When you buy a long-term asset such as a vehicle or machinery, you get to write down or depreciate the cost of that asset, year-after-year, until the recorded cost is zero. The net book value of an asset is the cost of the asset minus accumulated depreciation. This figure gets recorded on the company's balance sheet.
To understand net book value, you first have to understand the concept of depreciation. It works like this: Whenever you buy an asset for your business that you're going to use for more than one year, you have to write off the expense over time instead of deducting it all in the year of purchase. So if you bought a new drill press for $10,000, you'd write off the value at $2,000 per year for each year of its 5-year useful life. Accumulated depreciation is the total of the depreciation you're recording. After three years, the accumulated depreciation for your drill press would be $2,000 plus $2,000 plus $2,000, or $6,000.
To calculate the net book value for an asset, apply the following formula:
Net Book Value = Cost of the Asset - Accumulated Depreciation
Here's a quick example: Suppose Company X bought a vehicle three years ago for $40,000. The vehicle depreciates by $4,000 a year over 10 years. The NBV of the vehicle is:
$40,000 - ($4,000 + $4,000 + $4,000) = $28,000

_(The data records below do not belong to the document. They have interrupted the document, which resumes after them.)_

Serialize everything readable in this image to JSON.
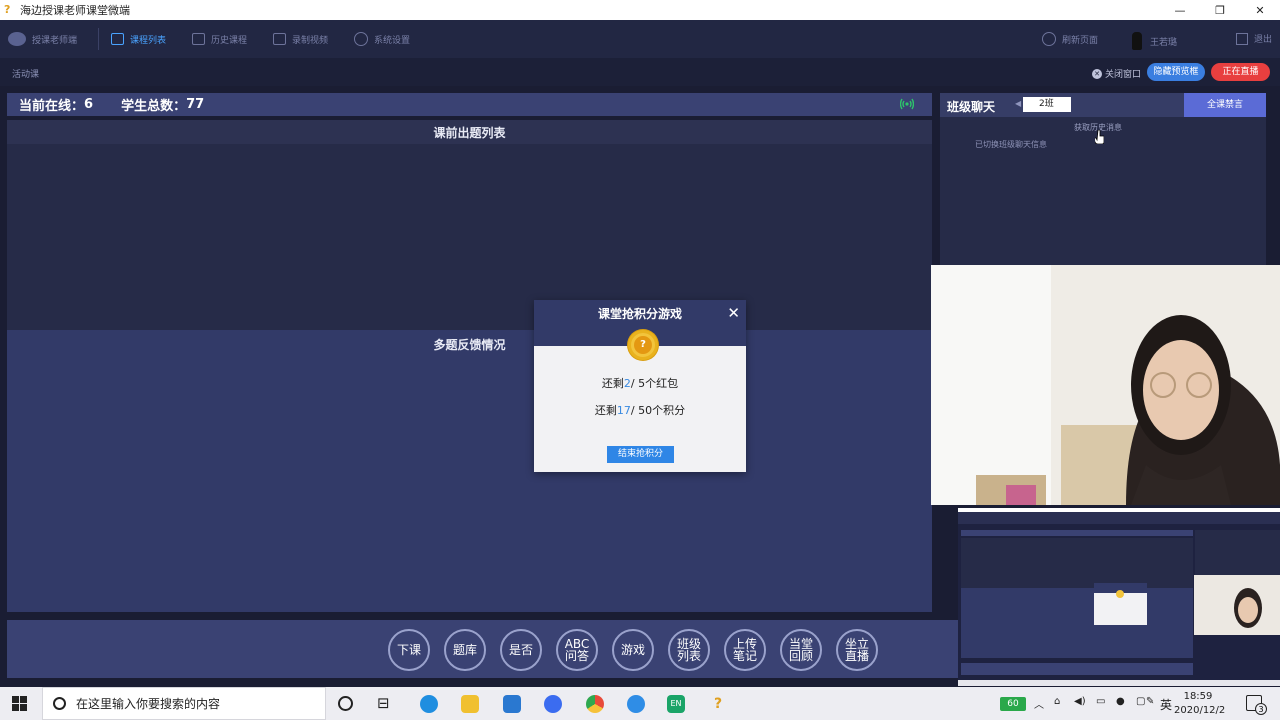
{
  "window": {
    "title": "海边授课老师课堂微端",
    "controls": [
      "—",
      "❐",
      "✕"
    ]
  },
  "nav": {
    "app_name": "授课老师端",
    "items": [
      {
        "label": "课程列表",
        "active": true
      },
      {
        "label": "历史课程",
        "active": false
      },
      {
        "label": "录制视频",
        "active": false
      },
      {
        "label": "系统设置",
        "active": false
      }
    ],
    "refresh": "刷新页面",
    "user": "王若璐",
    "logout": "退出"
  },
  "subbar": {
    "tag": "活动课",
    "close_window": "关闭窗口",
    "hide_preview": "隐藏预览框",
    "live": "正在直播"
  },
  "stats": {
    "online_label": "当前在线：",
    "online": "6",
    "total_label": "学生总数：",
    "total": "77"
  },
  "panels": {
    "pre_class": "课前出题列表",
    "feedback": "多题反馈情况"
  },
  "toolbar": {
    "buttons": [
      "下课",
      "题库",
      "是否",
      "ABC\n问答",
      "游戏",
      "班级\n列表",
      "上传\n笔记",
      "当堂\n回顾",
      "坐立\n直播"
    ]
  },
  "chat": {
    "title": "班级聊天",
    "class_select": "2班",
    "mute_all": "全课禁言",
    "history": "获取历史消息",
    "system_msg": "已切换班级聊天信息"
  },
  "dialog": {
    "title": "课堂抢积分游戏",
    "line1_pre": "还剩",
    "line1_num": "2",
    "line1_post": "/ 5个红包",
    "line2_pre": "还剩",
    "line2_num": "17",
    "line2_post": "/ 50个积分",
    "end_button": "结束抢积分"
  },
  "taskbar": {
    "search_placeholder": "在这里输入你要搜索的内容",
    "battery": "60",
    "ime": "英",
    "time": "18:59",
    "date": "2020/12/2",
    "notifications": "3"
  },
  "colors": {
    "accent": "#4aa3ff",
    "live_red": "#e83f3f",
    "panel": "#3a4273"
  }
}
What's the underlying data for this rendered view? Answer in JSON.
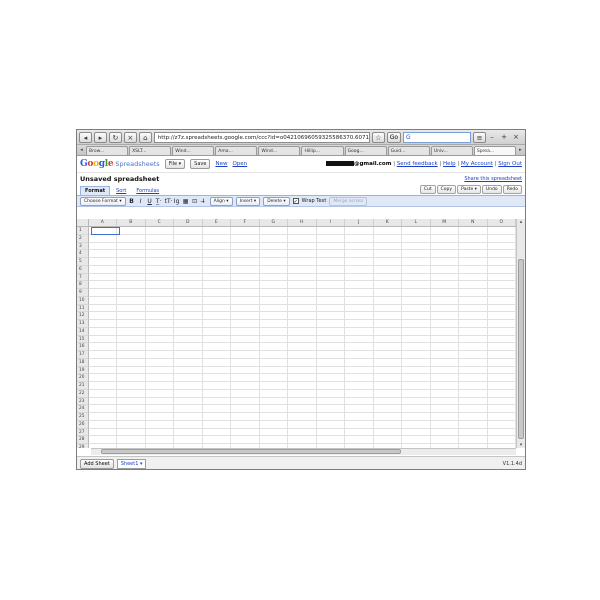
{
  "browser": {
    "nav_buttons": [
      "back-icon",
      "forward-icon",
      "reload-icon",
      "stop-icon",
      "home-icon"
    ],
    "url": "http://z7z.spreadsheets.google.com/ccc?id=o04210696059325586370.6071784131",
    "go_label": "Go",
    "search_value": "G",
    "window_controls": [
      "–",
      "+",
      "×"
    ],
    "tabs": [
      {
        "label": "Brow..."
      },
      {
        "label": "XSLT..."
      },
      {
        "label": "Wind..."
      },
      {
        "label": "Ama..."
      },
      {
        "label": "Wind..."
      },
      {
        "label": "Hillip..."
      },
      {
        "label": "Goog..."
      },
      {
        "label": "Guid..."
      },
      {
        "label": "Univ..."
      },
      {
        "label": "Sprea..."
      }
    ]
  },
  "header": {
    "logo_parts": [
      "G",
      "o",
      "o",
      "g",
      "l",
      "e"
    ],
    "product": "Spreadsheets",
    "file_label": "File ▾",
    "save_label": "Save",
    "new_label": "New",
    "open_label": "Open",
    "email_suffix": "@gmail.com",
    "separator": "|",
    "send_feedback": "Send feedback",
    "help": "Help",
    "my_account": "My Account",
    "sign_out": "Sign Out"
  },
  "doc": {
    "title": "Unsaved spreadsheet",
    "share": "Share this spreadsheet"
  },
  "menu": {
    "tabs": [
      "Format",
      "Sort",
      "Formulas"
    ],
    "edit_buttons": [
      "Cut",
      "Copy",
      "Paste ▾",
      "Undo",
      "Redo"
    ]
  },
  "toolbar": {
    "choose_format": "Choose Format ▾",
    "icons": {
      "bold": "B",
      "italic": "I",
      "underline": "U",
      "font_size": "T̲·",
      "font": "tT·",
      "text_color": "Ig",
      "bg_color": "▦",
      "border": "⊡",
      "clear": "I̶"
    },
    "align": "Align ▾",
    "insert": "Insert ▾",
    "delete": "Delete ▾",
    "wrap_checked": "✓",
    "wrap_label": "Wrap Text",
    "merge_label": "Merge across"
  },
  "grid": {
    "columns": [
      "A",
      "B",
      "C",
      "D",
      "E",
      "F",
      "G",
      "H",
      "I",
      "J",
      "K",
      "L",
      "M",
      "N",
      "O"
    ],
    "rows": [
      "1",
      "2",
      "3",
      "4",
      "5",
      "6",
      "7",
      "8",
      "9",
      "10",
      "11",
      "12",
      "13",
      "14",
      "15",
      "16",
      "17",
      "18",
      "19",
      "20",
      "21",
      "22",
      "23",
      "24",
      "25",
      "26",
      "27",
      "28",
      "29",
      "30"
    ]
  },
  "footer": {
    "add_sheet": "Add Sheet",
    "sheet_tab": "Sheet1 ▾",
    "version": "V1.1.4d"
  }
}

Net book value represents the theoretical value of what an asset is worth. This means it should reflect, more or less, the amount you would receive if you sold the asset on the open market. When you add the NBV of all your assets together, the resulting figure represents the amount you'd receive if you sold all your business assets. Deduct the company's liabilities from this figure, and you get the net worth of the business. In a broad sense, NBV feeds directly into the company's valuation.
While theoretically, the net book value calculation should equal the asset's market value, it almost never does. That's because the asset is recorded on the balance sheet at cost, with depreciation reducing the cost down to zero over time. The balance sheet does not get updated as prices change. So, if you bought a building for $750,000 and depreciated it by $20,000 per year, after two years the NBV would be $750,000 - ($20,000 + $20,000), or $710,000. Now imagine that real estate prices have shot up by 10 percent since you bought the building. This means that your building is worth somewhere in the region of $825,000. The NBV recorded on your balance sheet is far below the real estate's market value, and does not give an accurate picture of its true worth.
Accumulated depreciation is a key component of the net book value formula, which means that changing the way you calculate depreciation can change the NBV. For most businesses, the default method for calculating depreciation is the straight-line method where the same amount gets deducted over each year of the asset's useful life. That's the method Company X used to depreciate its vehicle. However, some assets lose value much more quickly during the earlier years of their life. Technology is a good example since smartphones and computer applications can quickly become obsolete. Where assets lose value quickly, it's better to use the accelerated method of depreciation which weights depreciation more heavily towards the early years of an asset's life.
As a quick example, imagine that Company X depreciates its vehicle by 15 percent per year instead of a fixed $4,000 per year. In year one, the depreciation would be $6,000 ($40,000 x 15 percent). The vehicle is worth $34,000 at the end of year one. In year two, depreciation is $5,100 ($34,000 x 15 percent) and in year three, depreciation is $4,335 ($28,900 x 15 percent). The net book value after three years would be $40,000 - ($6,000 + $5,100 + $4,335) or $24,565. This figure is far lower than the NBV you get under the straight-line method, which reflects the higher rate of depreciation at the beginning of the vehicle's life.